DATASET EXTRACT:

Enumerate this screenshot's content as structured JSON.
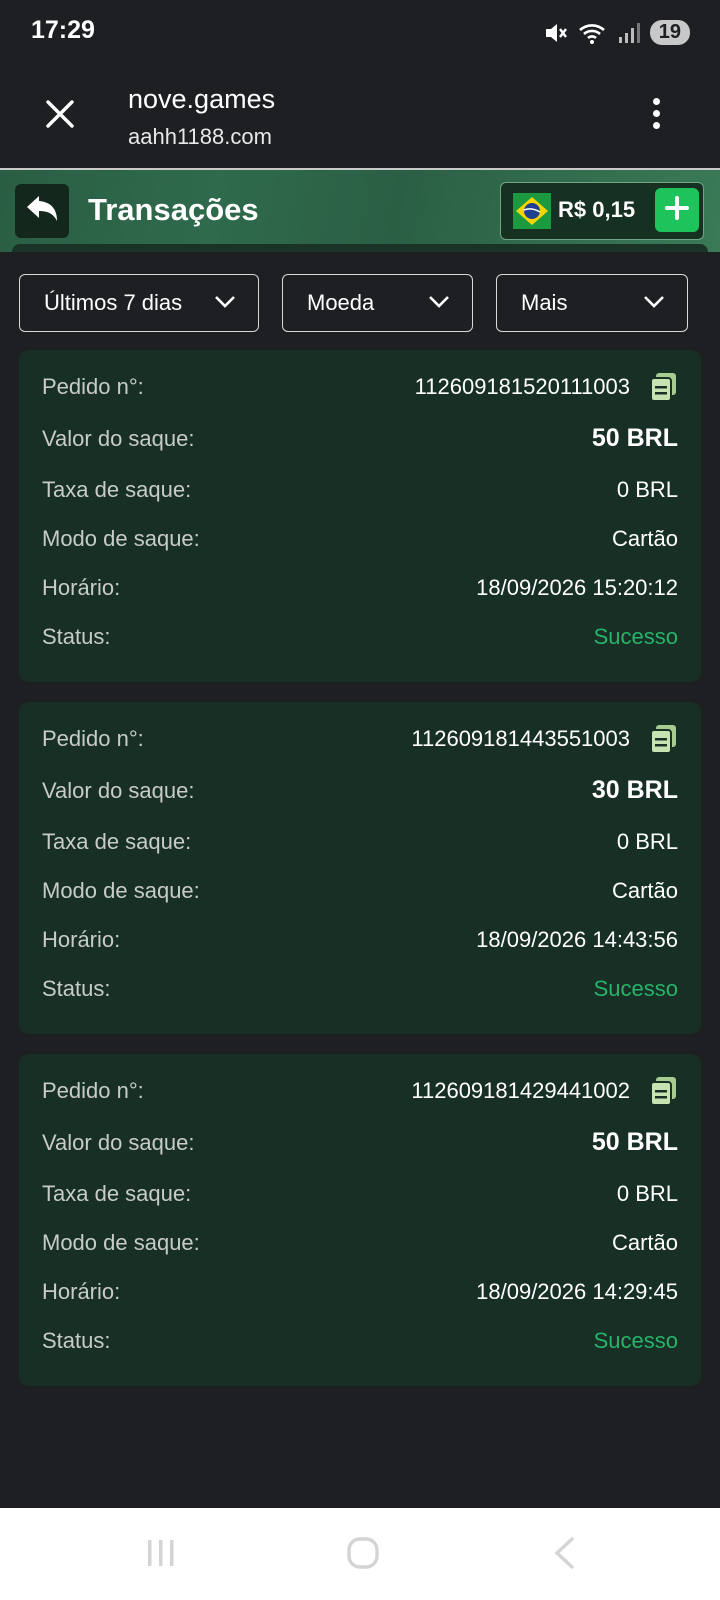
{
  "status_bar": {
    "time": "17:29",
    "battery": "19",
    "icons": [
      "mute-icon",
      "wifi-icon",
      "signal-icon"
    ]
  },
  "browser": {
    "title": "nove.games",
    "url": "aahh1188.com",
    "icons": [
      "close-icon",
      "more-vertical-icon"
    ]
  },
  "header": {
    "title": "Transações",
    "balance": "R$ 0,15",
    "icons": [
      "back-arrow-icon",
      "brazil-flag-icon",
      "plus-icon"
    ]
  },
  "filters": [
    {
      "label": "Últimos 7 dias"
    },
    {
      "label": "Moeda"
    },
    {
      "label": "Mais"
    }
  ],
  "labels": {
    "order": "Pedido n°:",
    "amount": "Valor do saque:",
    "fee": "Taxa de saque:",
    "mode": "Modo de saque:",
    "time": "Horário:",
    "status": "Status:"
  },
  "transactions": [
    {
      "order_no": "112609181520111003",
      "amount": "50 BRL",
      "fee": "0 BRL",
      "mode": "Cartão",
      "time": "18/09/2026 15:20:12",
      "status": "Sucesso"
    },
    {
      "order_no": "112609181443551003",
      "amount": "30 BRL",
      "fee": "0 BRL",
      "mode": "Cartão",
      "time": "18/09/2026 14:43:56",
      "status": "Sucesso"
    },
    {
      "order_no": "112609181429441002",
      "amount": "50 BRL",
      "fee": "0 BRL",
      "mode": "Cartão",
      "time": "18/09/2026 14:29:45",
      "status": "Sucesso"
    }
  ],
  "colors": {
    "background": "#1d1f23",
    "card": "#172f24",
    "header": "#2f6a4c",
    "success": "#27b36a",
    "accent_button": "#1fc35b"
  }
}
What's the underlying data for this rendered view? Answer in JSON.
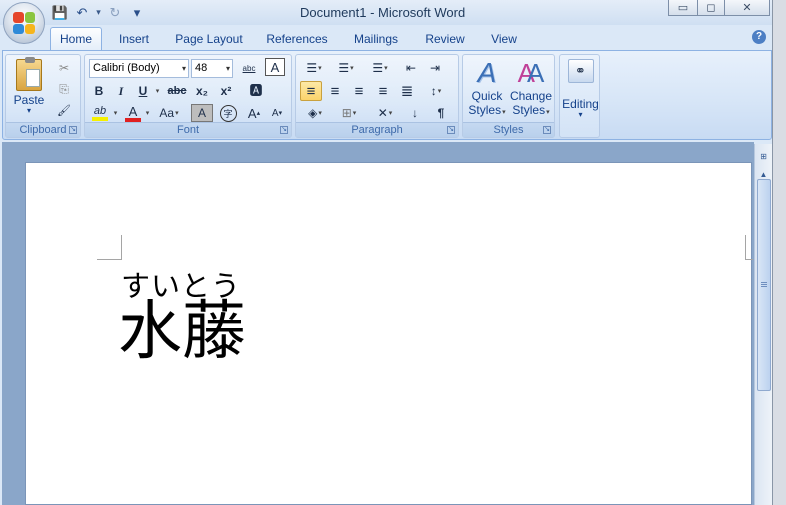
{
  "window": {
    "title": "Document1 - Microsoft Word",
    "minimize_label": "▭",
    "maximize_label": "◻",
    "close_label": "✕"
  },
  "qat": {
    "save_icon": "💾",
    "undo_icon": "↶",
    "redo_icon": "↻",
    "customize_icon": "▾"
  },
  "tabs": [
    {
      "label": "Home",
      "active": true
    },
    {
      "label": "Insert"
    },
    {
      "label": "Page Layout"
    },
    {
      "label": "References"
    },
    {
      "label": "Mailings"
    },
    {
      "label": "Review"
    },
    {
      "label": "View"
    }
  ],
  "help_label": "?",
  "ribbon": {
    "clipboard": {
      "label": "Clipboard",
      "paste_label": "Paste",
      "paste_arrow": "▾",
      "cut_icon": "✂",
      "copy_icon": "⎘",
      "format_painter_icon": "🖌"
    },
    "font": {
      "label": "Font",
      "font_name": "Calibri (Body)",
      "font_size": "48",
      "phonetic_guide_label": "abc",
      "char_border_label": "A",
      "bold": "B",
      "italic": "I",
      "underline": "U",
      "strikethrough": "abc",
      "subscript": "x₂",
      "superscript": "x²",
      "clear_format_label": "🅰",
      "highlight_label": "ab",
      "font_color_label": "A",
      "change_case_label": "Aa",
      "char_shading_label": "A",
      "enclose_label": "字",
      "grow_label": "A",
      "shrink_label": "A",
      "highlight_color": "#f5f000",
      "font_color": "#e02020"
    },
    "paragraph": {
      "label": "Paragraph",
      "bullets_icon": "☰",
      "numbering_icon": "☰",
      "multilevel_icon": "☰",
      "decrease_indent_icon": "⇤",
      "increase_indent_icon": "⇥",
      "align_left_icon": "≡",
      "center_icon": "≡",
      "align_right_icon": "≡",
      "justify_icon": "≡",
      "distributed_icon": "≣",
      "line_spacing_icon": "↕",
      "shading_icon": "◈",
      "borders_icon": "⊞",
      "asian_layout_icon": "✕",
      "sort_icon": "↓",
      "show_marks_icon": "¶"
    },
    "styles": {
      "label": "Styles",
      "quick_styles_line1": "Quick",
      "quick_styles_line2": "Styles",
      "change_styles_line1": "Change",
      "change_styles_line2": "Styles",
      "arrow": "▾"
    },
    "editing": {
      "label": "Editing",
      "arrow": "▾"
    }
  },
  "document": {
    "ruby_text": "すいとう",
    "base_text": "水藤"
  },
  "scrollbar": {
    "up_label": "▲",
    "ruler_toggle_icon": "⊞"
  }
}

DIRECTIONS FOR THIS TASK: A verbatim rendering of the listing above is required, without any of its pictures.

FINAL ANSWER:
Enumerate this screenshot's content as structured JSON.
{
  "status_bar": {
    "time": "17:29",
    "battery": "19",
    "icons": [
      "mute-icon",
      "wifi-icon",
      "signal-icon"
    ]
  },
  "browser": {
    "title": "nove.games",
    "url": "aahh1188.com",
    "icons": [
      "close-icon",
      "more-vertical-icon"
    ]
  },
  "header": {
    "title": "Transações",
    "balance": "R$ 0,15",
    "icons": [
      "back-arrow-icon",
      "brazil-flag-icon",
      "plus-icon"
    ]
  },
  "filters": [
    {
      "label": "Últimos 7 dias"
    },
    {
      "label": "Moeda"
    },
    {
      "label": "Mais"
    }
  ],
  "labels": {
    "order": "Pedido n°:",
    "amount": "Valor do saque:",
    "fee": "Taxa de saque:",
    "mode": "Modo de saque:",
    "time": "Horário:",
    "status": "Status:"
  },
  "transactions": [
    {
      "order_no": "112609181520111003",
      "amount": "50 BRL",
      "fee": "0 BRL",
      "mode": "Cartão",
      "time": "18/09/2026 15:20:12",
      "status": "Sucesso"
    },
    {
      "order_no": "112609181443551003",
      "amount": "30 BRL",
      "fee": "0 BRL",
      "mode": "Cartão",
      "time": "18/09/2026 14:43:56",
      "status": "Sucesso"
    },
    {
      "order_no": "112609181429441002",
      "amount": "50 BRL",
      "fee": "0 BRL",
      "mode": "Cartão",
      "time": "18/09/2026 14:29:45",
      "status": "Sucesso"
    }
  ],
  "colors": {
    "background": "#1d1f23",
    "card": "#172f24",
    "header": "#2f6a4c",
    "success": "#27b36a",
    "accent_button": "#1fc35b"
  }
}
What's the underlying data for this rendered view? Answer in JSON.
{
  "window": {
    "title": "Document1 - Microsoft Word",
    "minimize_label": "▭",
    "maximize_label": "◻",
    "close_label": "✕"
  },
  "qat": {
    "save_icon": "💾",
    "undo_icon": "↶",
    "redo_icon": "↻",
    "customize_icon": "▾"
  },
  "tabs": [
    {
      "label": "Home",
      "active": true
    },
    {
      "label": "Insert"
    },
    {
      "label": "Page Layout"
    },
    {
      "label": "References"
    },
    {
      "label": "Mailings"
    },
    {
      "label": "Review"
    },
    {
      "label": "View"
    }
  ],
  "help_label": "?",
  "ribbon": {
    "clipboard": {
      "label": "Clipboard",
      "paste_label": "Paste",
      "paste_arrow": "▾",
      "cut_icon": "✂",
      "copy_icon": "⎘",
      "format_painter_icon": "🖌"
    },
    "font": {
      "label": "Font",
      "font_name": "Calibri (Body)",
      "font_size": "48",
      "phonetic_guide_label": "abc",
      "char_border_label": "A",
      "bold": "B",
      "italic": "I",
      "underline": "U",
      "strikethrough": "abc",
      "subscript": "x₂",
      "superscript": "x²",
      "clear_format_label": "🅰",
      "highlight_label": "ab",
      "font_color_label": "A",
      "change_case_label": "Aa",
      "char_shading_label": "A",
      "enclose_label": "字",
      "grow_label": "A",
      "shrink_label": "A",
      "highlight_color": "#f5f000",
      "font_color": "#e02020"
    },
    "paragraph": {
      "label": "Paragraph",
      "bullets_icon": "☰",
      "numbering_icon": "☰",
      "multilevel_icon": "☰",
      "decrease_indent_icon": "⇤",
      "increase_indent_icon": "⇥",
      "align_left_icon": "≡",
      "center_icon": "≡",
      "align_right_icon": "≡",
      "justify_icon": "≡",
      "distributed_icon": "≣",
      "line_spacing_icon": "↕",
      "shading_icon": "◈",
      "borders_icon": "⊞",
      "asian_layout_icon": "✕",
      "sort_icon": "↓",
      "show_marks_icon": "¶"
    },
    "styles": {
      "label": "Styles",
      "quick_styles_line1": "Quick",
      "quick_styles_line2": "Styles",
      "change_styles_line1": "Change",
      "change_styles_line2": "Styles",
      "arrow": "▾"
    },
    "editing": {
      "label": "Editing",
      "arrow": "▾"
    }
  },
  "document": {
    "ruby_text": "すいとう",
    "base_text": "水藤"
  },
  "scrollbar": {
    "up_label": "▲",
    "ruler_toggle_icon": "⊞"
  }
}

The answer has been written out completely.